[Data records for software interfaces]
_ _ _ _ _

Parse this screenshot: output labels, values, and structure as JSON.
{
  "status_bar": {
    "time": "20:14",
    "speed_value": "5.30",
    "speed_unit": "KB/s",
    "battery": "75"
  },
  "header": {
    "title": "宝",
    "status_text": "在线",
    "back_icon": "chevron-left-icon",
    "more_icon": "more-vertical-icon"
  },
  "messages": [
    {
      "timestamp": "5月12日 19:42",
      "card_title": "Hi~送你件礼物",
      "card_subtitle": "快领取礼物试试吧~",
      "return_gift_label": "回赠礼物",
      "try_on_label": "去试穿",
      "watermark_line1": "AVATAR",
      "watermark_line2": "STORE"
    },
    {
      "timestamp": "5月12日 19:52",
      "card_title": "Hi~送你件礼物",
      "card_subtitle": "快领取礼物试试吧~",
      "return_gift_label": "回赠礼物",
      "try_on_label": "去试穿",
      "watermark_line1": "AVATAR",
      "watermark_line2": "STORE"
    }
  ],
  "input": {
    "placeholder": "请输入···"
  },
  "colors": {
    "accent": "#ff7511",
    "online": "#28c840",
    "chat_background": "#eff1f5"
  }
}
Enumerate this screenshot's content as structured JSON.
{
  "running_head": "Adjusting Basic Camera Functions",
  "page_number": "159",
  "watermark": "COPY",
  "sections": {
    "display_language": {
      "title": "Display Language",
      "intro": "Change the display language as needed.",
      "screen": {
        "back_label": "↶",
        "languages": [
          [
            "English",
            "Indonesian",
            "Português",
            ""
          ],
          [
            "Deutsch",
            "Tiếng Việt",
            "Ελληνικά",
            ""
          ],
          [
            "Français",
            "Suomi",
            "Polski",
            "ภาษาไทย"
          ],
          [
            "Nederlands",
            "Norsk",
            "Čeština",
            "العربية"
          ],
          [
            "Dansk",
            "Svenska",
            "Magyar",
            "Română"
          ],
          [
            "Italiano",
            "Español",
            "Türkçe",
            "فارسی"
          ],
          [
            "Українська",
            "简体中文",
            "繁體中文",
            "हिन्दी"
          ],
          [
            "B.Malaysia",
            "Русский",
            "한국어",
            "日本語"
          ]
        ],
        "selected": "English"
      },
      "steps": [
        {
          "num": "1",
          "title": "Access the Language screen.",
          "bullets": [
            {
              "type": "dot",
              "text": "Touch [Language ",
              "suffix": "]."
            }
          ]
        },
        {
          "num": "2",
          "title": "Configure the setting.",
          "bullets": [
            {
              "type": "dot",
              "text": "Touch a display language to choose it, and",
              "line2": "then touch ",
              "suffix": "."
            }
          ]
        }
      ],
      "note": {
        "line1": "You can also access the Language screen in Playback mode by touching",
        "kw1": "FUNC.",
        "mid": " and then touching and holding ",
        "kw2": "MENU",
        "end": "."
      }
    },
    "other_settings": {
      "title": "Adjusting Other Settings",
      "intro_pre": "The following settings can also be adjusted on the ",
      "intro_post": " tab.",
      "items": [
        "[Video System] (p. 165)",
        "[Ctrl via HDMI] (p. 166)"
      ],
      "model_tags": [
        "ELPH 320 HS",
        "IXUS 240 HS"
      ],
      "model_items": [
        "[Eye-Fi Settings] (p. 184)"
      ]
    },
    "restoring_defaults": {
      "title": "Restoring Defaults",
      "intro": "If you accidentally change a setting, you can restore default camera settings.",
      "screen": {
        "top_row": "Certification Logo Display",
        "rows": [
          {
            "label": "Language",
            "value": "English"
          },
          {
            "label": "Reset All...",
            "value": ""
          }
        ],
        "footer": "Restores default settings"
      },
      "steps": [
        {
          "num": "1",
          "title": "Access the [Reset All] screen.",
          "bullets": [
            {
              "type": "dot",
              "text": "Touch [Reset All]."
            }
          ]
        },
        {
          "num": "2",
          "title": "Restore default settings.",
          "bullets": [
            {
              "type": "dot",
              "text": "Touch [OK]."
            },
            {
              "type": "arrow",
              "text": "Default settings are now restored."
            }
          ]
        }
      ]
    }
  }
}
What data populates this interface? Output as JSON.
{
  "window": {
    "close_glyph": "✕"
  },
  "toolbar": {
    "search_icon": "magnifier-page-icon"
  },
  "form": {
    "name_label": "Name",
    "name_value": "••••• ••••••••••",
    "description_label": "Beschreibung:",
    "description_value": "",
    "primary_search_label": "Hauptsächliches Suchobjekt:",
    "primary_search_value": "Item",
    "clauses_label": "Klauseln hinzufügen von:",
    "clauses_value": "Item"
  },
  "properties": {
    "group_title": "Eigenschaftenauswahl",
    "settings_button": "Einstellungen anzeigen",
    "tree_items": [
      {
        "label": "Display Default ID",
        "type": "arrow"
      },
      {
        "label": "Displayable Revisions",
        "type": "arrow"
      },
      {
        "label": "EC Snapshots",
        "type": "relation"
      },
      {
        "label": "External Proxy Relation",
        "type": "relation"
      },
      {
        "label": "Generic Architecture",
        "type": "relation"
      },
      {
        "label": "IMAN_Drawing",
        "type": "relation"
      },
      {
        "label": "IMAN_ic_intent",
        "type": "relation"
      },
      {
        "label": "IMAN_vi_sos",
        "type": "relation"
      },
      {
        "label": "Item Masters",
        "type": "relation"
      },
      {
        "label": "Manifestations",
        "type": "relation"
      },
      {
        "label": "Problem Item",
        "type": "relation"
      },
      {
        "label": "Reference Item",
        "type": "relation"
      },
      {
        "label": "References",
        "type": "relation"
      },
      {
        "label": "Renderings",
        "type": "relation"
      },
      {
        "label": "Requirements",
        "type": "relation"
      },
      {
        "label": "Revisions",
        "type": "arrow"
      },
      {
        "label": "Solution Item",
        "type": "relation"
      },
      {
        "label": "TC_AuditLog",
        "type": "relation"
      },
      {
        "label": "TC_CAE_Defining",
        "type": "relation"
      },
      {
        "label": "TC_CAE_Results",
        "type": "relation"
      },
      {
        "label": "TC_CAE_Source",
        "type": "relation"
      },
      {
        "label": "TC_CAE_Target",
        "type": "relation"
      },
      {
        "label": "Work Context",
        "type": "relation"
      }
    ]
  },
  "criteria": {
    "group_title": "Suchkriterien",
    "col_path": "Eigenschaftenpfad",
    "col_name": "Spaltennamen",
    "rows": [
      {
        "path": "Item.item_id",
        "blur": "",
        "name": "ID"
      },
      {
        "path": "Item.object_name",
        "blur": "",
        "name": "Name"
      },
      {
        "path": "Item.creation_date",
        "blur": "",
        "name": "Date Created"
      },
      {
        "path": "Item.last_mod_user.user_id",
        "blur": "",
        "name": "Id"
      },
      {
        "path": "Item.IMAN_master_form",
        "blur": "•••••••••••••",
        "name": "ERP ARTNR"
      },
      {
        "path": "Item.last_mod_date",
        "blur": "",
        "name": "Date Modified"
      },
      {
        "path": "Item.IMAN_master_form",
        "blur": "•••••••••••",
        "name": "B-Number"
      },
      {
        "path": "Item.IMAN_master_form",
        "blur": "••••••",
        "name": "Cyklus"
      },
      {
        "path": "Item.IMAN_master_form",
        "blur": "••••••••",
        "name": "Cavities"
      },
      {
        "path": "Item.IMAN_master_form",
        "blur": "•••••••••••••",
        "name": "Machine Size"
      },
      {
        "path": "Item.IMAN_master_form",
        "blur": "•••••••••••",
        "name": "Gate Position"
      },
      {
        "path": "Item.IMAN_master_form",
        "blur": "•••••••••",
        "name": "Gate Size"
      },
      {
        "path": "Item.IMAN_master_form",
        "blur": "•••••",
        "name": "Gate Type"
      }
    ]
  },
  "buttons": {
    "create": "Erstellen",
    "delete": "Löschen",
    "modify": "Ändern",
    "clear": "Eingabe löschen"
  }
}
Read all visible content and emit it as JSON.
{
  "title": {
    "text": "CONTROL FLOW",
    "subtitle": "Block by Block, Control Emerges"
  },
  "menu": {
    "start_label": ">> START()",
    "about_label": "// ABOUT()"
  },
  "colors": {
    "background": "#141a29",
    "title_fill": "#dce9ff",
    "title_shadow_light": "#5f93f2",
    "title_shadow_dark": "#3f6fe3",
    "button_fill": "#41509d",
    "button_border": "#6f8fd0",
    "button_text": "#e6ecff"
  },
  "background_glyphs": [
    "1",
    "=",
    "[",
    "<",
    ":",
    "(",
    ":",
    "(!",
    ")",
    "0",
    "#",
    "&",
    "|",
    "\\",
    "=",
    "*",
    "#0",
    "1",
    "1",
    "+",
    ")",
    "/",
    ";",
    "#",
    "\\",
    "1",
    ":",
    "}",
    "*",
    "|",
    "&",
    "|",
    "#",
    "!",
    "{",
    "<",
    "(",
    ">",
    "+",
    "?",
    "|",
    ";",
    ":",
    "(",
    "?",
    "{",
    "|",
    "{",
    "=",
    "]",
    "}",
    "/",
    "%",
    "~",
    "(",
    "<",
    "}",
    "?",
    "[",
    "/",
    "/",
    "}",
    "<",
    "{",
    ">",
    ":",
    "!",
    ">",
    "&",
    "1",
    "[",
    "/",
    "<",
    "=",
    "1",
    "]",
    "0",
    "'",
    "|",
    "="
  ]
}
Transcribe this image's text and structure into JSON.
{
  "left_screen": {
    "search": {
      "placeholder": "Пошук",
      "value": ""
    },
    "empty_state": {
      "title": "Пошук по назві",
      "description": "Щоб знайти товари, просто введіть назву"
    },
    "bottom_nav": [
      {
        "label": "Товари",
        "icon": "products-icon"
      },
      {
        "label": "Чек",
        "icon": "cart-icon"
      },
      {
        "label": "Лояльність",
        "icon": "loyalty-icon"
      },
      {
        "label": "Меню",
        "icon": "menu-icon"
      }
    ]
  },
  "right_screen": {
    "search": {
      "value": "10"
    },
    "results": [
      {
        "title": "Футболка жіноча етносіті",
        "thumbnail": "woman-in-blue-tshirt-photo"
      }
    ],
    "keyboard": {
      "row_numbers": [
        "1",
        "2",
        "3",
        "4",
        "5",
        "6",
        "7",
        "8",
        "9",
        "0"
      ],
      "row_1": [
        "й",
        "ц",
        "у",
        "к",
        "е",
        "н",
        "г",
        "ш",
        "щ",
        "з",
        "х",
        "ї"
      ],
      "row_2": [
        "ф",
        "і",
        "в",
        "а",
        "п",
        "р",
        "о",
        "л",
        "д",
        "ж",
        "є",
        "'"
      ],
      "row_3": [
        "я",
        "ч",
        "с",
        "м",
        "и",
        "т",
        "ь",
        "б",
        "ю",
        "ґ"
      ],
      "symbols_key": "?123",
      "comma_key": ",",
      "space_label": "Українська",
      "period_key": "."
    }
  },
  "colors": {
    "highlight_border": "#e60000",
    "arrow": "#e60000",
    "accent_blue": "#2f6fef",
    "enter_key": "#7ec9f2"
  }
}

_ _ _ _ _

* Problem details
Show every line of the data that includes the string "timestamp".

* Expected answer
      "timestamp": "5月12日 19:42",
      "timestamp": "5月12日 19:52",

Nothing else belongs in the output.